Since taking office in 2007, Ecuador’s President Rafael Correa has waged war on the press — winning multi-million dollar lawsuits, badgering newspapers and threatening journalists on his weekly television show.
There to document and denounce those attempts to muzzle the media was Fundamedios, a free-speech group founded in 2006.
Now it might be Fundamedios’ turn to go silent. Ecuador’s Secretary of Communications, Secom, informed the organization on Tuesday that it is being dissolved for its “indisputably political” messages.
The organization has 10 days to appeal but the writing is on the wall, said Fundamedios Director César Ricaurte.
“They’re keeping up appearances that they’re giving us a chance to defend ourselves,” he said by phone from Quito. “But it’s been clear for a long time that they want to get rid of us.”
The government’s case against Fundamedios rests on its Twitter account that sometimes broadcast links to articles and editorials critical of Correa.
Among the examples in the Secom’s dossier are articles about national protests earlier this year and editorials with titles, such as “how to shed a decade of authoritarianism, state-ism and timidity.”
In its notice, Secom said it believes “Fundamedios has disseminated messages, alerts and essays with indisputable political overtones.” It also said the organization had violated its own charter that limits it to “the areas of social communication and journalism.”
Ricaurte said the organization’s sin was linking to two blogs that cover politics.
“The government doesn’t make the distinction between political proselytizing and political journalism,” he said.
The closure of the organization would violate the government’s obligations to respect and protect the fundamental rights of free speech and freedom of association, Human Rights Watch said.
“The Correa administration wants to punish an organization for tweeting articles with news and opinions it doesn’t like,” Daniel Wilkinson, the Americas managing director for the group, said in a statement. “This is an egregious abuse of power and a clear example of this government’s authoritarian practices.”
Fundamedios started the year before Correa took office as a think-tank that analyzed media content in hopes of improving local journalism. With funding from the U.S. Agency for International Development and others, it provided seminars and training. When Correa took office, declaring the media his enemy, Fundamedios began monitoring the administration’s attacks on the press.
The turning point for the organization came in October of 2011 when it went to the Inter-American Human Rights Commission to make its case. Shortly before, Correa had filed an $80 million lawsuit against El Universo newspaper for defamation and slander, and a $10 million lawsuit against a pair of authors who wrote a scathing book about him and his brother.

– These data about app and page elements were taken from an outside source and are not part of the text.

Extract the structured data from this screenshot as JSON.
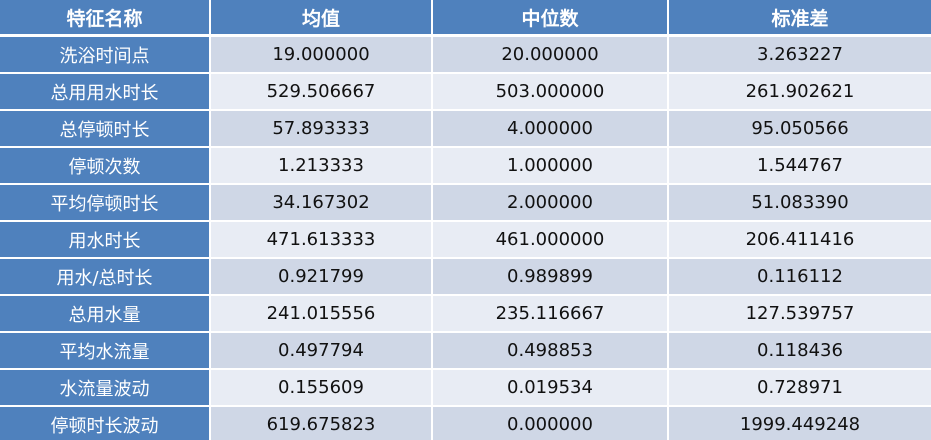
{
  "table": {
    "headers": [
      "特征名称",
      "均值",
      "中位数",
      "标准差"
    ],
    "rows": [
      [
        "洗浴时间点",
        "19.000000",
        "20.000000",
        "3.263227"
      ],
      [
        "总用用水时长",
        "529.506667",
        "503.000000",
        "261.902621"
      ],
      [
        "总停顿时长",
        "57.893333",
        "4.000000",
        "95.050566"
      ],
      [
        "停顿次数",
        "1.213333",
        "1.000000",
        "1.544767"
      ],
      [
        "平均停顿时长",
        "34.167302",
        "2.000000",
        "51.083390"
      ],
      [
        "用水时长",
        "471.613333",
        "461.000000",
        "206.411416"
      ],
      [
        "用水/总时长",
        "0.921799",
        "0.989899",
        "0.116112"
      ],
      [
        "总用水量",
        "241.015556",
        "235.116667",
        "127.539757"
      ],
      [
        "平均水流量",
        "0.497794",
        "0.498853",
        "0.118436"
      ],
      [
        "水流量波动",
        "0.155609",
        "0.019534",
        "0.728971"
      ],
      [
        "停顿时长波动",
        "619.675823",
        "0.000000",
        "1999.449248"
      ]
    ]
  },
  "colors": {
    "header_bg": "#4f81bd",
    "row_odd": "#cfd7e6",
    "row_even": "#e8ecf4"
  }
}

The government sent a delegation of more than 40 people to refute Fundamedio’s claims.
“Because the government didn’t get what it wanted — to discredit and humiliate us, on the contrary it was a failed hearing for them — the very next day the attacks against us began,” Ricaurte said.

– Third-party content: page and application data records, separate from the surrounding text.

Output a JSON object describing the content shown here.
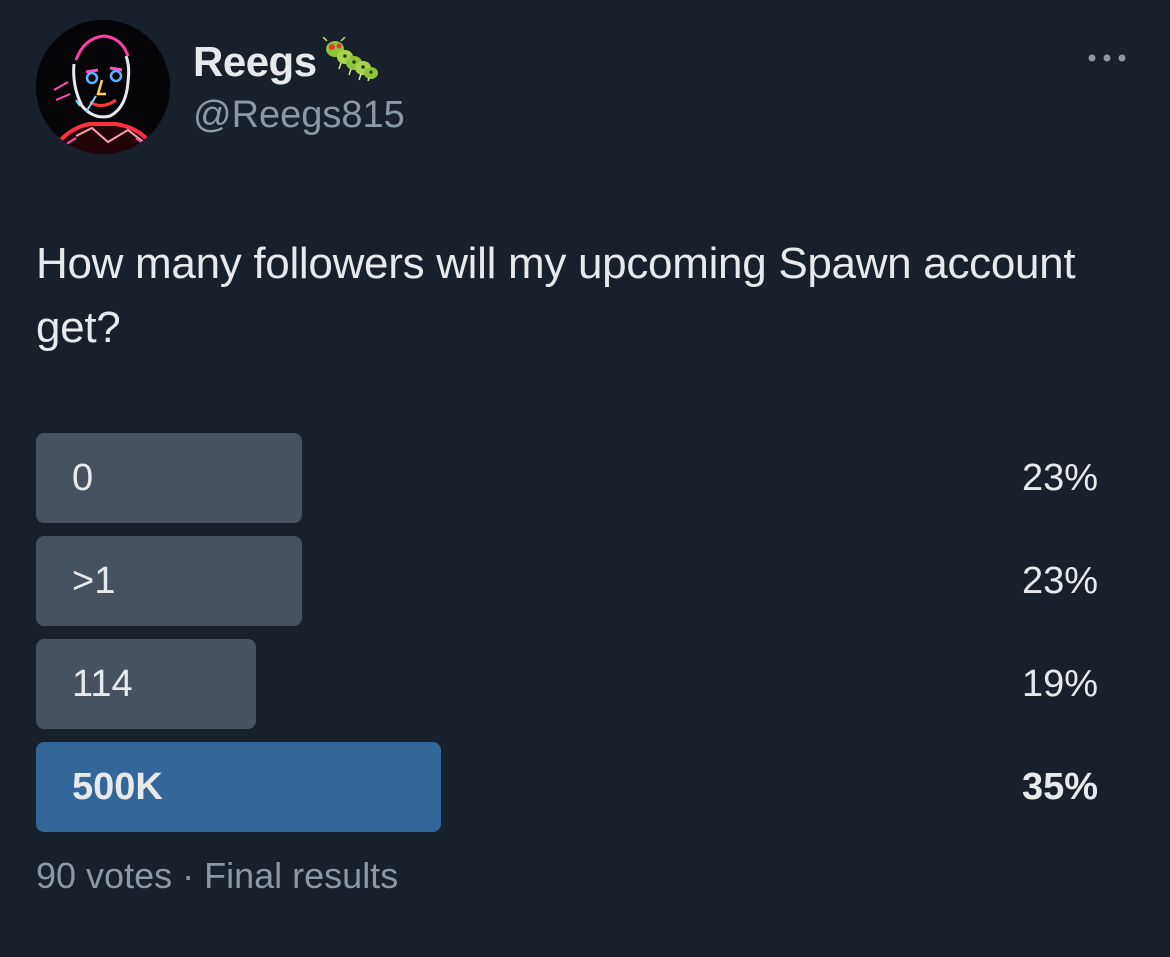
{
  "author": {
    "display_name": "Reegs",
    "handle": "@Reegs815",
    "name_emoji_icon": "caterpillar-icon",
    "avatar_icon": "neon-face-avatar"
  },
  "tweet": {
    "text": "How many followers will my upcoming Spawn account get?"
  },
  "poll": {
    "options": [
      {
        "label": "0",
        "percent_text": "23%",
        "percent": 23,
        "winner": false
      },
      {
        "label": ">1",
        "percent_text": "23%",
        "percent": 23,
        "winner": false
      },
      {
        "label": "114",
        "percent_text": "19%",
        "percent": 19,
        "winner": false
      },
      {
        "label": "500K",
        "percent_text": "35%",
        "percent": 35,
        "winner": true
      }
    ],
    "votes": "90 votes",
    "separator": "·",
    "status": "Final results"
  },
  "colors": {
    "background": "#18202b",
    "bar": "#46525f",
    "winner_bar": "#336699",
    "secondary_text": "#8b98a5"
  },
  "more_icon": "more-horizontal-icon"
}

In January 2014, the Secom took over supervisory control of the organization. In June, it ordered Fundamedios to quit issuing alerts and threatened to dissolve it. On Monday, they made good on that threat.
“Not content with persecuting, harassing, fining, and verbally abusing critics in the privately owned press, the Ecuadoran government is now threatening to dissolve the leading press freedom organization,” Carlos Lauría, the Americas senior program coordinator for the Committee to Protect Journalists, said in a statement. “We urge Ecuadoran authorities to immediately withdraw this politically motivated procedure and allow Fundamedios to continue its work without any government interference.”
Fundamedios isn’t the first non-profit to fall afoul of the administration. In 2013, Correa issued an executive decree allowing the government to intervene in the operations of nongovernmental organizations and revoke their charters if they threatened “public peace” or engaged in activities outside of their stated-missions.
That law has been used to close environmental groups and others that have adopted an anti-government stance.
Fundamedios’ closure comes at a time when it is, perhaps, most needed. In the first eight months of the year, the organization recorded 274 attacks on freedom of the press — more than all of 2014.
“The work that Fundamedios does is irreplaceable,” Ricaurte said. “There is no other organization that monitors aggression against the press.”